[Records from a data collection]
>>>

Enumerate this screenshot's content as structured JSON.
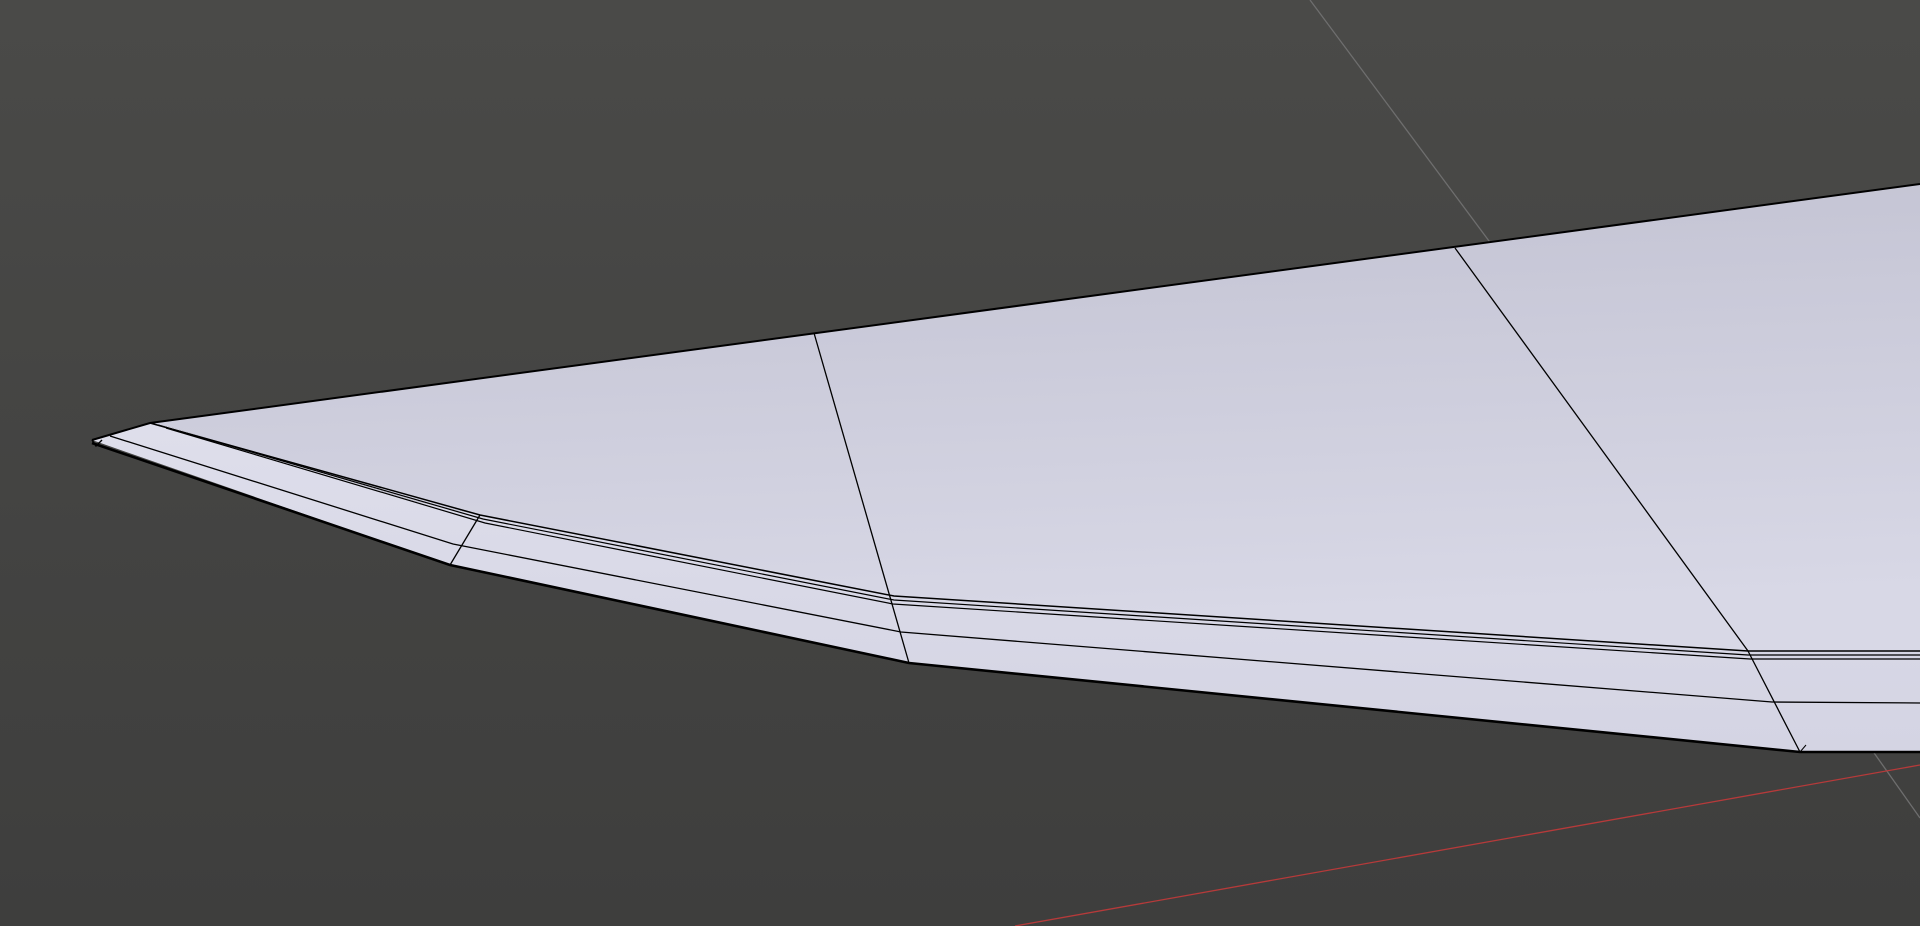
{
  "viewport": {
    "kind": "3d-viewport",
    "background_color": "#404040",
    "mesh_fill_color": "#D2D2E2",
    "wire_color": "#000000",
    "grid_line_color": "#6E6E6E",
    "x_axis_color": "#B63A3A"
  }
}
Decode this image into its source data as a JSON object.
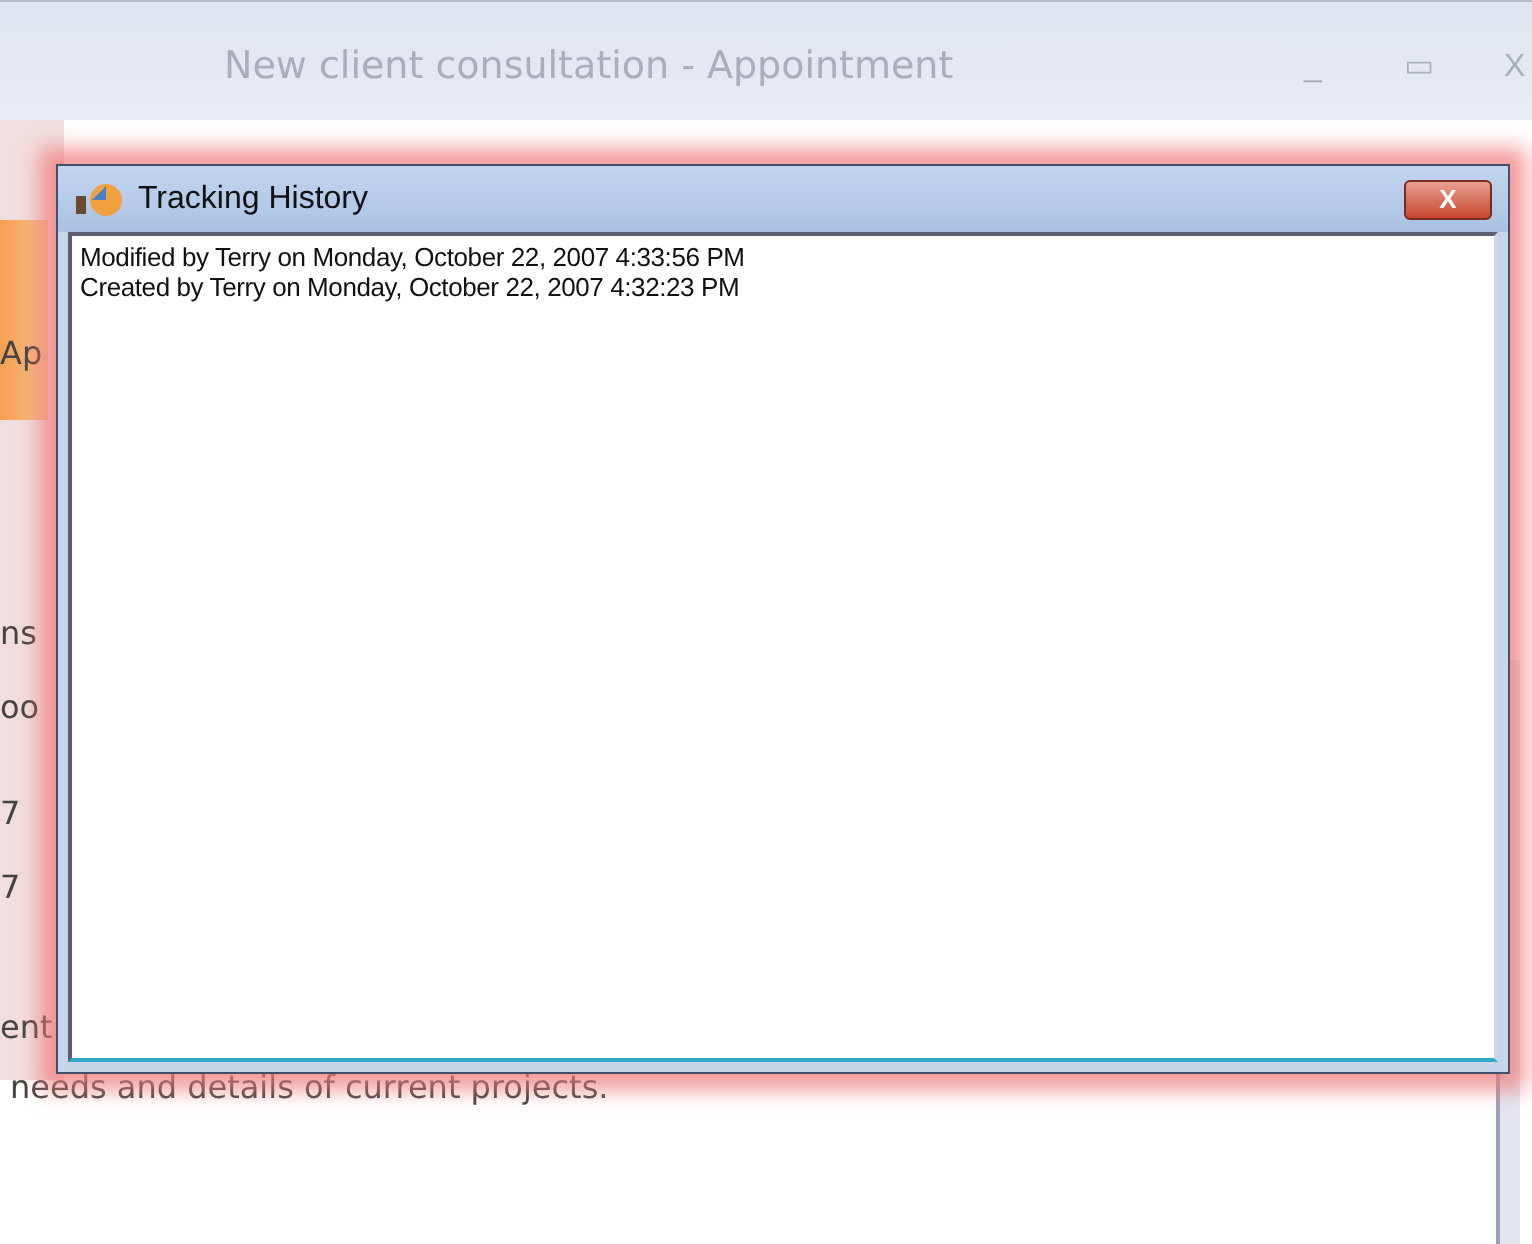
{
  "window": {
    "title": "New client consultation - Appointment",
    "controls": [
      "_",
      "▭",
      "X"
    ]
  },
  "background_fragments": [
    "Ap",
    "ns",
    "oo",
    "7",
    "7",
    "ent"
  ],
  "background_note": "needs and details of current projects.",
  "dialog": {
    "title": "Tracking History",
    "close": "X",
    "entries": [
      "Modified by Terry on Monday, October 22, 2007 4:33:56 PM",
      "Created by Terry on Monday, October 22, 2007 4:32:23 PM"
    ]
  }
}
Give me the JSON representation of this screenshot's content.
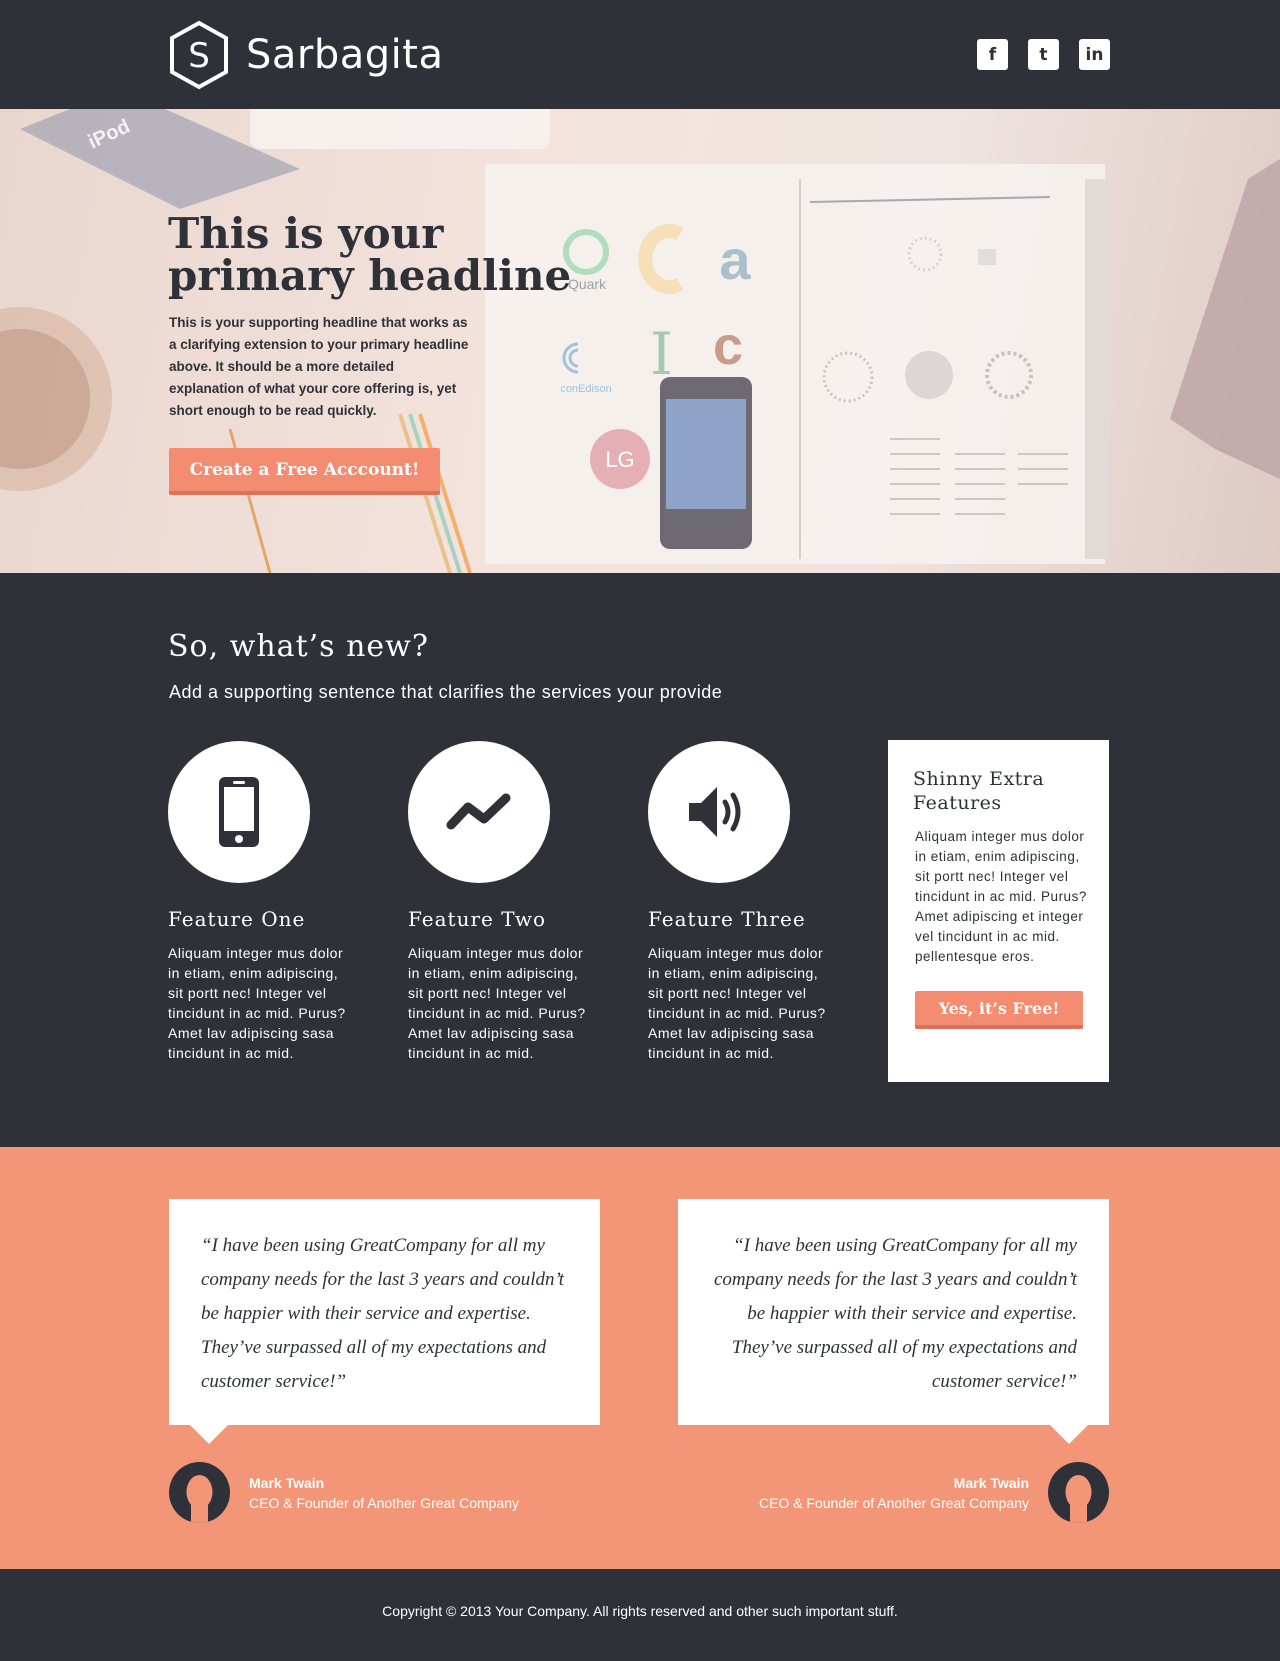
{
  "header": {
    "brand": "Sarbagita",
    "brand_letter": "S",
    "social": [
      {
        "label": "f",
        "icon": "facebook-icon"
      },
      {
        "label": "t",
        "icon": "twitter-icon"
      },
      {
        "label": "in",
        "icon": "linkedin-icon"
      }
    ]
  },
  "hero": {
    "headline": "This is your primary headline",
    "supporting": "This is your supporting headline that works as a clarifying extension to your primary headline above. It should be a more detailed explanation of what your core offering is, yet short enough to be read quickly.",
    "cta": "Create a Free Acccount!",
    "image_labels": [
      "iPod",
      "Quark",
      "conEdison"
    ]
  },
  "features": {
    "title": "So, what’s new?",
    "subtitle": "Add a supporting sentence that clarifies the services your provide",
    "items": [
      {
        "title": "Feature One",
        "text": "Aliquam integer mus dolor in etiam, enim adipiscing, sit portt nec! Integer vel tincidunt in ac mid. Purus? Amet lav adipiscing sasa tincidunt in ac mid.",
        "icon": "phone-icon"
      },
      {
        "title": "Feature Two",
        "text": "Aliquam integer mus dolor in etiam, enim adipiscing, sit portt nec! Integer vel tincidunt in ac mid. Purus? Amet lav adipiscing sasa tincidunt in ac mid.",
        "icon": "trend-icon"
      },
      {
        "title": "Feature Three",
        "text": "Aliquam integer mus dolor in etiam, enim adipiscing, sit portt nec! Integer vel tincidunt in ac mid. Purus? Amet lav adipiscing sasa tincidunt in ac mid.",
        "icon": "speaker-icon"
      }
    ],
    "extra": {
      "title": "Shinny Extra Features",
      "text": "Aliquam integer mus dolor in etiam, enim adipiscing, sit portt nec! Integer vel tincidunt in ac mid. Purus? Amet adipiscing et integer vel tincidunt in ac mid. pellentesque eros.",
      "button": "Yes, it’s Free!"
    }
  },
  "testimonials": [
    {
      "quote": "“I have been using GreatCompany for all my company needs for the last 3 years and couldn’t be happier with their service and expertise. They’ve surpassed all of my expectations and customer service!”",
      "name": "Mark Twain",
      "role": "CEO & Founder of Another Great Company"
    },
    {
      "quote": "“I have been using GreatCompany for all my company needs for the last 3 years and couldn’t be happier with their service and expertise. They’ve surpassed all of my expectations and customer service!”",
      "name": "Mark Twain",
      "role": "CEO & Founder of Another Great Company"
    }
  ],
  "footer": {
    "copyright": "Copyright © 2013 Your Company. All rights reserved and other such important stuff."
  },
  "colors": {
    "dark": "#2e3138",
    "accent": "#f48c71",
    "testimonial_bg": "#f39677"
  }
}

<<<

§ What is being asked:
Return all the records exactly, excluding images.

§ Solution to this exercise:
Enumerate this screenshot's content as structured JSON.
{
  "viewport": {
    "kind": "3d-viewport",
    "background_color": "#404040",
    "mesh_fill_color": "#D2D2E2",
    "wire_color": "#000000",
    "grid_line_color": "#6E6E6E",
    "x_axis_color": "#B63A3A"
  }
}
Decode this image into its source data as a JSON object.
{
  "window": {
    "title": "New client consultation - Appointment",
    "controls": [
      "_",
      "▭",
      "X"
    ]
  },
  "background_fragments": [
    "Ap",
    "ns",
    "oo",
    "7",
    "7",
    "ent"
  ],
  "background_note": "needs and details of current projects.",
  "dialog": {
    "title": "Tracking History",
    "close": "X",
    "entries": [
      "Modified by Terry on Monday, October 22, 2007 4:33:56 PM",
      "Created by Terry on Monday, October 22, 2007 4:32:23 PM"
    ]
  }
}
Give me the JSON representation of this screenshot's content.
{
  "header": {
    "brand": "Sarbagita",
    "brand_letter": "S",
    "social": [
      {
        "label": "f",
        "icon": "facebook-icon"
      },
      {
        "label": "t",
        "icon": "twitter-icon"
      },
      {
        "label": "in",
        "icon": "linkedin-icon"
      }
    ]
  },
  "hero": {
    "headline": "This is your primary headline",
    "supporting": "This is your supporting headline that works as a clarifying extension to your primary headline above. It should be a more detailed explanation of what your core offering is, yet short enough to be read quickly.",
    "cta": "Create a Free Acccount!",
    "image_labels": [
      "iPod",
      "Quark",
      "conEdison"
    ]
  },
  "features": {
    "title": "So, what’s new?",
    "subtitle": "Add a supporting sentence that clarifies the services your provide",
    "items": [
      {
        "title": "Feature One",
        "text": "Aliquam integer mus dolor in etiam, enim adipiscing, sit portt nec! Integer vel tincidunt in ac mid. Purus? Amet lav adipiscing sasa tincidunt in ac mid.",
        "icon": "phone-icon"
      },
      {
        "title": "Feature Two",
        "text": "Aliquam integer mus dolor in etiam, enim adipiscing, sit portt nec! Integer vel tincidunt in ac mid. Purus? Amet lav adipiscing sasa tincidunt in ac mid.",
        "icon": "trend-icon"
      },
      {
        "title": "Feature Three",
        "text": "Aliquam integer mus dolor in etiam, enim adipiscing, sit portt nec! Integer vel tincidunt in ac mid. Purus? Amet lav adipiscing sasa tincidunt in ac mid.",
        "icon": "speaker-icon"
      }
    ],
    "extra": {
      "title": "Shinny Extra Features",
      "text": "Aliquam integer mus dolor in etiam, enim adipiscing, sit portt nec! Integer vel tincidunt in ac mid. Purus? Amet adipiscing et integer vel tincidunt in ac mid. pellentesque eros.",
      "button": "Yes, it’s Free!"
    }
  },
  "testimonials": [
    {
      "quote": "“I have been using GreatCompany for all my company needs for the last 3 years and couldn’t be happier with their service and expertise. They’ve surpassed all of my expectations and customer service!”",
      "name": "Mark Twain",
      "role": "CEO & Founder of Another Great Company"
    },
    {
      "quote": "“I have been using GreatCompany for all my company needs for the last 3 years and couldn’t be happier with their service and expertise. They’ve surpassed all of my expectations and customer service!”",
      "name": "Mark Twain",
      "role": "CEO & Founder of Another Great Company"
    }
  ],
  "footer": {
    "copyright": "Copyright © 2013 Your Company. All rights reserved and other such important stuff."
  },
  "colors": {
    "dark": "#2e3138",
    "accent": "#f48c71",
    "testimonial_bg": "#f39677"
  }
}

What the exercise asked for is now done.